Netflix’s ‘The Defenders’ Challenges The Powers Of Team-Ups [Review]
From Iron Fist’s white privilege being attacked to the mysterious Sigourney Weaver plotting something — we preview the first four episodes of Netflix’s The Defenders.
The Defenders—Netflix’s series of street-level Marvel superheroes—finally comes out swinging this Friday after years of buildup, and expectations riding high are a given. The real question is, whose expectations? There are geeks (hand raised!) sweating the minutiae: will the show end with a Luke Cage/Iron Fist heroes-for-hire partnership, and will Misty Knight get it on with Iron Fist, and do Colleen Wing and Misty partner up, and does Jessica Jones hook up again with Luke, etc.? Those disappointed in Iron Fist (the most recent series of the Netflix Marvel Universe) wonder if that annoyingly earnest character gets any better. Fans of Luke Cage, Jessica Jones and both seasons of Daredevil have chemistry concerns, questioning if they’ll all mesh together as well as The Avengers over in the Marvel Cinematic Universe.
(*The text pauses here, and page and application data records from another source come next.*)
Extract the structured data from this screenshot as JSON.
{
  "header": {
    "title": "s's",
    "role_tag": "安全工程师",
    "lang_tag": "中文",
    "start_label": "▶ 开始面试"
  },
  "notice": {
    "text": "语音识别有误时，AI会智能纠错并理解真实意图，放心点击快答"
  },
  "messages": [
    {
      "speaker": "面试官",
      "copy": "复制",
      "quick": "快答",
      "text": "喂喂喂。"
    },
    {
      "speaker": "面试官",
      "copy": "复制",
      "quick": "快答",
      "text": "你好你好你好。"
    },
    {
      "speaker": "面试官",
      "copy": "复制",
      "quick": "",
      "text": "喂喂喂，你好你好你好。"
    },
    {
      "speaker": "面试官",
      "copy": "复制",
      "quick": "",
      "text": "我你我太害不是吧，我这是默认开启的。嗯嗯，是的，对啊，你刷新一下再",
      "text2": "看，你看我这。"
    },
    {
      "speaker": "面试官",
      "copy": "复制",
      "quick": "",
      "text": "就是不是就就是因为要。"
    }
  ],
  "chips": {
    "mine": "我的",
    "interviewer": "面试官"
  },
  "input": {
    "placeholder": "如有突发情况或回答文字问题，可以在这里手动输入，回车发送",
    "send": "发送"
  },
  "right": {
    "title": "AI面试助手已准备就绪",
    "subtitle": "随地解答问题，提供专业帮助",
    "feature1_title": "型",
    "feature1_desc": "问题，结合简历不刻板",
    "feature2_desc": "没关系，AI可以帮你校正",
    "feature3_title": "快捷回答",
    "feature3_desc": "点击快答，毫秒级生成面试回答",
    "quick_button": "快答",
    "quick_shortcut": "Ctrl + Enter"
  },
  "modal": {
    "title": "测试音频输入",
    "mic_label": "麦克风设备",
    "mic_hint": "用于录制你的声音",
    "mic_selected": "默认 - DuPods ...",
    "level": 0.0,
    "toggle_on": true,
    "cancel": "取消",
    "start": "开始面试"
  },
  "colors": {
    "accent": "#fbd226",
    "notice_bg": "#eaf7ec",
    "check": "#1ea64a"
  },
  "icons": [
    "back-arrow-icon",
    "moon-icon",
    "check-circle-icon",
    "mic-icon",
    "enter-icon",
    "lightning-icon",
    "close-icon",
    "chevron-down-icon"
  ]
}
Answering any of the above (based on four episodes previewed for media) without any true spoilers is tricky. A safer question to start with might be, what brings the quartet together? Sigourney Weaver comes aboard as the villainess Alexandra, head of the shady Midland Circle corporation. The Hand are involved, though nowhere actually to be seen in the first half of The Defenders’ eight episode arc. There’s a sinister real estate grab afoot in Hell’s Kitchen. And Elektra returns. If all that leaves a lot to the imagination, that’s because—even leading into episode five—the plot isn’t neatly laid out enough to diagram. Whether that’s good or bad remains to be seen Friday.
The most pleasant surprise is the charge of white privilege leveled at billionaire Danny Rand (a.k.a. Iron Fist) from Harlem superman Luke Cage which flips his whole approach at taking down the enemy. In the comic source material, these two go down with Django Unchained, Men in Black, Lethal Weapon and Miami Vice as one of the tightest black-white bromances in pop culture, so we all expect things to end up there eventually on The Defenders. We should all also be used to the trope demanding that heroes butt heads before bonding. But Cage (fresh out of jail) ideologically taking Rand down a peg, challenging him to confront his naïve white, male affluence in the larger picture of what’s unfolding, is golden.
Back in the four-color comics of 1971, putting your finger on the raison d’être of the Defenders wasn’t easy when they debuted in Marvel Feature #1. The motley crew consisted of heroes who’ve made it to Hollywood since (Doctor Strange, the Hulk, the Silver Surfer, Thor: Ragnarok’s Valkyrie) and others who haven’t (Namor, Nighthawk). By no means the Avengers, the Defenders seemed made up of castaways who never had much business being grouped together. (If the X-Men were organic like Wu-Tang Clan, the Defenders felt forced like Gravediggaz.) Netflix recast the group as more underground heroes of the people, protecting Harlem and Hell’s Kitchen instead of planet Earth per se, and so far it works.
Remixing concepts from the House of Ideas (a.k.a. Marvel Comics), Netflix has barely scratched the surface. The Defenders supporting character Patsy Walker (late of Jessica Jones) was a card-carrying heroine in The Defenders comic of the 1980s:Hellcat. Will Patsy ever slip on the spandex? The soap opera slant to all this comic nerdery is clear, don’t remind me, but Luke Cage and Jessica Jones eventually end up together with a baby girl. Will they at least walk down the aisle in, like, season five? So many unanswered questions. For now, feast on The Defenders at the stroke of midnight Friday and satisfy your own checklist of Q’s.
Miles Marshall Lewis is a popular cultural critic and author. Follow him (and us!) on social media @MMLunlimited.